Around this time, I thought about all the bands I'd seen since my first concert, Rush, in 1981. The list included mainstream bands like The Police, The J. Geils Band, The Go-Go's and R.E.M., semi-famous bands like The Ramones, Hoodoo Gurus and Butthole Surfers, right down to local hardcore bands like Chronic Disorder, The White Pigs and Violent Children. Then I started thinking about certain bands and specific incidents or stories I associated with seeing them play live, or traveling to their gigs, or simply talking about them. And then I thought about music in general and how it was such an important part of my identity, and shouldn't I write some stories reflecting that fact?

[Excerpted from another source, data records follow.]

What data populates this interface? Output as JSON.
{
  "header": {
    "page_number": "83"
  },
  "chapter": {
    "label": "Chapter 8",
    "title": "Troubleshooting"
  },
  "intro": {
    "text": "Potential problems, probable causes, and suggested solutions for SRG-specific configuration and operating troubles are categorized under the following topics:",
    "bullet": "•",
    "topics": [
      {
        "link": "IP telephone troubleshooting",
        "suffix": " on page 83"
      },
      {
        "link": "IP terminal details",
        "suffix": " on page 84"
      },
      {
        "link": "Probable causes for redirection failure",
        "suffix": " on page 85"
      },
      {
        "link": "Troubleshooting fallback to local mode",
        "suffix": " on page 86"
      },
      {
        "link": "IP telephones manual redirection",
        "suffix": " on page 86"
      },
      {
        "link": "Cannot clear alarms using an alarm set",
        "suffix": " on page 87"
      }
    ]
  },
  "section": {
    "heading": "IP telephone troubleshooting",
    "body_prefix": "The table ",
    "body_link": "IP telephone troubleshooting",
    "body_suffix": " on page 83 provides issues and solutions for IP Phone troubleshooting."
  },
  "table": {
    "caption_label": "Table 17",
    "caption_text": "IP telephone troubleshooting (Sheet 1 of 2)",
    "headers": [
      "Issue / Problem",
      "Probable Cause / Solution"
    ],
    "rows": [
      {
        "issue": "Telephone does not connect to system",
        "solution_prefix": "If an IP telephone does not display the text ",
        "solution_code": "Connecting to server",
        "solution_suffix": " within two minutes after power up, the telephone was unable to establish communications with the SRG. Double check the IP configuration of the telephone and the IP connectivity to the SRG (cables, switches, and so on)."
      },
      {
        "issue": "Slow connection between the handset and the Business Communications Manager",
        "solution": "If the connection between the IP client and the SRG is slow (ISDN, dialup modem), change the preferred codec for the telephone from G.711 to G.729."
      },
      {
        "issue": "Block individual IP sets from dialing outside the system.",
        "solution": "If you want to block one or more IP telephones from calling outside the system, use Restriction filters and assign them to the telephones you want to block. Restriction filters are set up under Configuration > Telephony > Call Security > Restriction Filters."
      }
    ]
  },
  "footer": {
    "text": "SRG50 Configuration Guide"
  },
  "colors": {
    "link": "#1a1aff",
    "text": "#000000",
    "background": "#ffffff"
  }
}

I decided to challenge myself and start writing stories, some completely true, some total fabrication and others a mixture of the two. They key, as I mentioned, was to keep them short, under 2,000 words, so that people might actually read them. I hoped to write one a month, a schedule that I maintained for a while, but as the project wore on, time spread out a bit. So, a project that I initially thought would take me close to two years (I hoped to write at least 20 stories) ended up stretching out more than five years.
I solicited input from the folks to whom I sent the stories, and got plenty of constructive criticism, along with lots of pats on the back. These comments kept me going, although I really had no direction. It was just something to do, a project that kicked into higher gear after I got laid off from Webnoize, and before the birth of my first child in May 2002.
It was the third story, "Sister Ray Ugly," that sent the first signal that I just might be onto something here. The story was 90% true and felt really good to write. Unlike "Kerosene on the Scarecrow," which was a goof, and "Me and Mrs. Stills (We Ain't Got a Thing Going On)," which was uneventful, things happened in "Sister Ray Ugly," and I realized that in order for (C)rock Stories to work, the tales needed to be more interesting than their real-life versions.
With loads of editing, this story is now called "Sister Fey," and features one of my favorite characters, a crazed Southern punk named Scarlett who threatens bodily harm to the narrator (I'm the unnamed narrator in all of the stories).
Special props go out to my buddy Ric Dube, who, after reading the original version of this story, commented that, "20 more like this and you'll have a very good book on your hands." That was a motivating factor, for sure.
Anyway, I cranked out a total of 17 stories, and then cut two of them out, feeling 15 was a good number for my book. I spent a lot of time (I mean a LOT!) totally reworking the stories, aware that if I hoped to convince people to whom I'd emailed the originals for free that they were worth paying for, the stories had to actually have themes, be stretched out so they could breathe more, and come alive in people's hands.
There were times when I forgot about/ignored/lost interest in these stories. I knew I wanted to finish them and put them in a book, and knew I would some day. But I didn't think it would take me 10 years from start to finish. But now that the book is close to publication, I'm proud of myself for sticking with it, and am confident that these stories are funny, poignant and absurd, and present an accurate picture of what it was like being a slacker going to punk rock shows from the mid-'80s to the mid-'90s, struggling with love and friendship, defending my musical taste, dealing with the mayhem of rock and roll and trying to figure out how to grow up.
The book will be available soon via the retail site for print on-demand company Booklocker; it will also be available for special order via Amazon, BarnesandNoble.com and other web sites served by book distributor Ingram. Booklocker will also sell digital versions of the book that are in PDF format, which means you can't use it on a Kindle. But because I'm free to list my book elsewhere, I have the option of listing it with Amazon, which means that at some point Kindle users might be able to buy and view it.